During our presentation, a few themes became evident. Amazon is an emerging force in the beauty space and will continue to be so. While not everyone believed the new Amazon, data-driven Belei line was exceptional, everyone acknowledged it was an important milestone, and likely not the last beauty product we see from Amazon, who prides itself in putting the customer center to all it does. Given the trend that more data is better, nearly every attendee raised their hand when asked if data was key. The challenge for any brand is access to real user data (purchase, use, efficacy, and contextual data). We know the big brands are developing apps and front-ends to collect more data, but they currently can’t compete with the big box, specialty, and online retailers who have access to megadata and trends across brands at a highly granular level—these being Amazon, Sephora, Feelunique, Douglas, CVS, and Walgreens Boots to name a few. It’s not a level playing field.

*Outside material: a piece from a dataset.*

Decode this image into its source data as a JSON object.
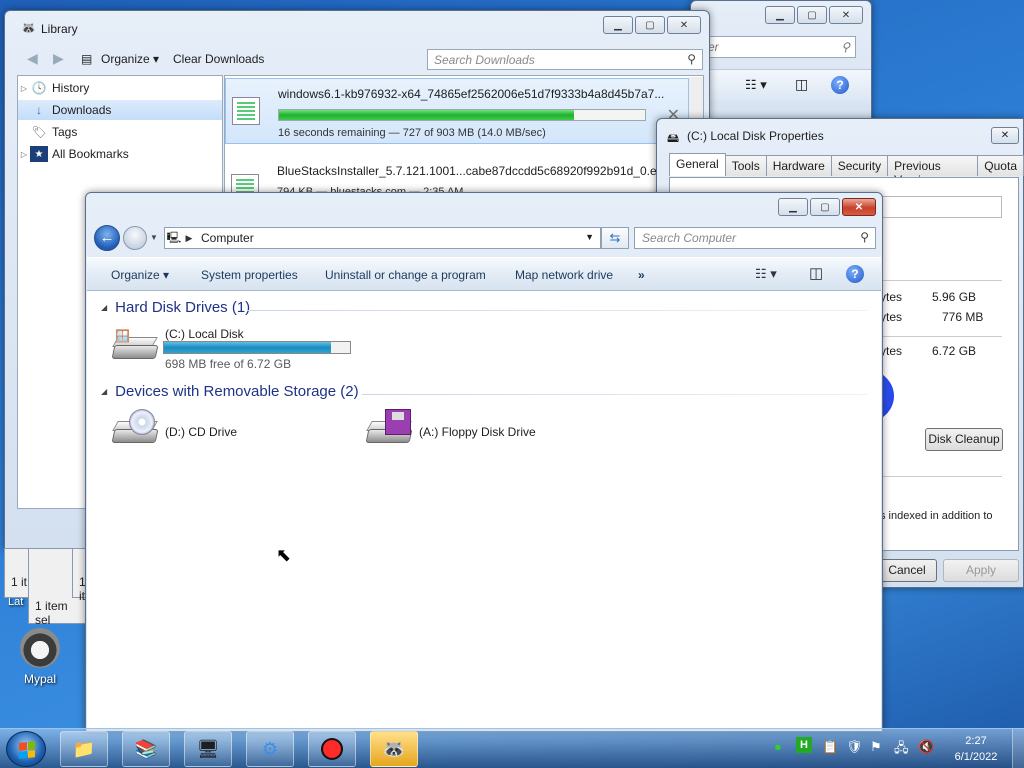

The challenge for any brand is access to real user data (purchase, use, efficacy, and contextual data).

Other key themes included:

  • Omnichannel: a necessary strategy to overcoming hurdles in growth.  Customer acquisition cost is a major barrier for many young beauty brands looking to go direct to consumer alone. Partnering with specialty retail (like Sephora) and/or “curation-as-a-service” companies (like Birchbox) help new brands quickly build brand credibility and awareness with new customers in a saturated and competitive market.  Playa, YUNI Beauty, Ellis Brooklyn, and Doctor Rogers Skin Solutions are great examples of this.  
  • Prestige is a key merger & acquisition consideration for legacy brands evaluating beauty startups. For startups looking to get acquired, demonstrating scale is less important than brand prestige, because these large beauty brands already have global distribution and sales channels established and look to merge acquired brands into their channels.
  • It’s not just about natural and sustainable products, but about proving it works. Efficacy is becoming a currency of beauty as consumers demand products that work for their skin (e.g., hypoallergenic needs) and prioritize peer opinion and ingredients over brand.
  • Women founders are a key catalyst and are leading the charge in the next generation of beauty companies. Many great examples, but one of our top picks, was a product sample curation company called FabFitFun that inspires women to live happier, healthier lives through product and brand discovery, by selling consumers a lifestyle membership that includes a $50 box of beauty, wellness, fitness, home, and technology goodies, worth $200 on a quarterly basis. In the beauty and health industry, trials are hugely important and FabFitFun helps (somewhat) democratize the ability for small and large brands alike get product samples out to the consumers, by playing an important role in a brands omnichannel strategy. We loved the business model and the use of technology to help the company begin to target various users in unique ways. Yes, this too is “personalization.”

Many amazing stories, passionate women founders, and exiting things happing in the beauty space. We are looking forward to staying engaged on this journey, helping how we can, and seeing how the stories unfold.  

Interested in learning more? Contact Eric Cohen or Andrew Beddoe .